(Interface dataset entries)
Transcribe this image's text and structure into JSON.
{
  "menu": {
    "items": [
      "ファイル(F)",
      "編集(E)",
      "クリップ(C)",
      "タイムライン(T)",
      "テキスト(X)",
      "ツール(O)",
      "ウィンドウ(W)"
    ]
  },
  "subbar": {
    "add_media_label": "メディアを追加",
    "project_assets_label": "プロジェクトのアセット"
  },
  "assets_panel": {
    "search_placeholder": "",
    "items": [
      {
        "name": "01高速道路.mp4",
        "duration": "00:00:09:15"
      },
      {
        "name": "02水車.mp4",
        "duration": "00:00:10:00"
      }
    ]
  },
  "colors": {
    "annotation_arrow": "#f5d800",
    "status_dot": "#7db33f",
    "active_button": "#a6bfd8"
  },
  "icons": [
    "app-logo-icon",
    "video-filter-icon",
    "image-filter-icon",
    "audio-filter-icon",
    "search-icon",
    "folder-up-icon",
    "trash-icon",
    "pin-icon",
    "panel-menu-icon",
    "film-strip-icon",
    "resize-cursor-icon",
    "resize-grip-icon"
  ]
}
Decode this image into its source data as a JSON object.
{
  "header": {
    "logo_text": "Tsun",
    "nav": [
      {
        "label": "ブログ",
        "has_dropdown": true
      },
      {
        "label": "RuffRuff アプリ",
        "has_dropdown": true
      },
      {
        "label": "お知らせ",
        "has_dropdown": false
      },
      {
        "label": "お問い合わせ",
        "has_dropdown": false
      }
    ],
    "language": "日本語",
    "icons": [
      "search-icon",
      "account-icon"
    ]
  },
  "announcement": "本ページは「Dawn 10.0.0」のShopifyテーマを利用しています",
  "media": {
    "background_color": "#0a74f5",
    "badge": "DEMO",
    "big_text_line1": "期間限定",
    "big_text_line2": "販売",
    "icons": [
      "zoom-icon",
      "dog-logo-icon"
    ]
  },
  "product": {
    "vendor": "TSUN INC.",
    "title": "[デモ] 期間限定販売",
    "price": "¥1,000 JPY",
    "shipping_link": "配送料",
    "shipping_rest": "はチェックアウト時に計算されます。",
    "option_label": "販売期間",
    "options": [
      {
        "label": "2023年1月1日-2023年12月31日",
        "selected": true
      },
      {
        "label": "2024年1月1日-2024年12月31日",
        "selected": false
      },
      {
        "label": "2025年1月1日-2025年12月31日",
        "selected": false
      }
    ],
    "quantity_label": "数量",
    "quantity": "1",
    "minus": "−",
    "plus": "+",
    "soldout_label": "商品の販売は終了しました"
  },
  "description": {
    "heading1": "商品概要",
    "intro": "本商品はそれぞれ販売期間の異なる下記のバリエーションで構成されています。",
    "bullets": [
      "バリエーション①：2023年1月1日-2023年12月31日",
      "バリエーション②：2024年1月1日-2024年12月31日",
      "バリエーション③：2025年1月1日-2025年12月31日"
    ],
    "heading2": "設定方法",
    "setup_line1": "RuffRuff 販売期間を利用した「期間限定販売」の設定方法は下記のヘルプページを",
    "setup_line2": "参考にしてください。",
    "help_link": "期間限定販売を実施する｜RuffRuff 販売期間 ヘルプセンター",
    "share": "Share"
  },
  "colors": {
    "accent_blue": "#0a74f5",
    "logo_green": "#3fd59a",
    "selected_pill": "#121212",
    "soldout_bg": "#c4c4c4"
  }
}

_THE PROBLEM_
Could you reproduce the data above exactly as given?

_ANSWER BOX_
Transcribe this image's text and structure into JSON.
{
  "menu": {
    "items": [
      "ファイル(F)",
      "編集(E)",
      "クリップ(C)",
      "タイムライン(T)",
      "テキスト(X)",
      "ツール(O)",
      "ウィンドウ(W)"
    ]
  },
  "subbar": {
    "add_media_label": "メディアを追加",
    "project_assets_label": "プロジェクトのアセット"
  },
  "assets_panel": {
    "search_placeholder": "",
    "items": [
      {
        "name": "01高速道路.mp4",
        "duration": "00:00:09:15"
      },
      {
        "name": "02水車.mp4",
        "duration": "00:00:10:00"
      }
    ]
  },
  "colors": {
    "annotation_arrow": "#f5d800",
    "status_dot": "#7db33f",
    "active_button": "#a6bfd8"
  },
  "icons": [
    "app-logo-icon",
    "video-filter-icon",
    "image-filter-icon",
    "audio-filter-icon",
    "search-icon",
    "folder-up-icon",
    "trash-icon",
    "pin-icon",
    "panel-menu-icon",
    "film-strip-icon",
    "resize-cursor-icon",
    "resize-grip-icon"
  ]
}
Decode this image into its source data as a JSON object.
{
  "header": {
    "logo_text": "Tsun",
    "nav": [
      {
        "label": "ブログ",
        "has_dropdown": true
      },
      {
        "label": "RuffRuff アプリ",
        "has_dropdown": true
      },
      {
        "label": "お知らせ",
        "has_dropdown": false
      },
      {
        "label": "お問い合わせ",
        "has_dropdown": false
      }
    ],
    "language": "日本語",
    "icons": [
      "search-icon",
      "account-icon"
    ]
  },
  "announcement": "本ページは「Dawn 10.0.0」のShopifyテーマを利用しています",
  "media": {
    "background_color": "#0a74f5",
    "badge": "DEMO",
    "big_text_line1": "期間限定",
    "big_text_line2": "販売",
    "icons": [
      "zoom-icon",
      "dog-logo-icon"
    ]
  },
  "product": {
    "vendor": "TSUN INC.",
    "title": "[デモ] 期間限定販売",
    "price": "¥1,000 JPY",
    "shipping_link": "配送料",
    "shipping_rest": "はチェックアウト時に計算されます。",
    "option_label": "販売期間",
    "options": [
      {
        "label": "2023年1月1日-2023年12月31日",
        "selected": true
      },
      {
        "label": "2024年1月1日-2024年12月31日",
        "selected": false
      },
      {
        "label": "2025年1月1日-2025年12月31日",
        "selected": false
      }
    ],
    "quantity_label": "数量",
    "quantity": "1",
    "minus": "−",
    "plus": "+",
    "soldout_label": "商品の販売は終了しました"
  },
  "description": {
    "heading1": "商品概要",
    "intro": "本商品はそれぞれ販売期間の異なる下記のバリエーションで構成されています。",
    "bullets": [
      "バリエーション①：2023年1月1日-2023年12月31日",
      "バリエーション②：2024年1月1日-2024年12月31日",
      "バリエーション③：2025年1月1日-2025年12月31日"
    ],
    "heading2": "設定方法",
    "setup_line1": "RuffRuff 販売期間を利用した「期間限定販売」の設定方法は下記のヘルプページを",
    "setup_line2": "参考にしてください。",
    "help_link": "期間限定販売を実施する｜RuffRuff 販売期間 ヘルプセンター",
    "share": "Share"
  },
  "colors": {
    "accent_blue": "#0a74f5",
    "logo_green": "#3fd59a",
    "selected_pill": "#121212",
    "soldout_bg": "#c4c4c4"
  }
}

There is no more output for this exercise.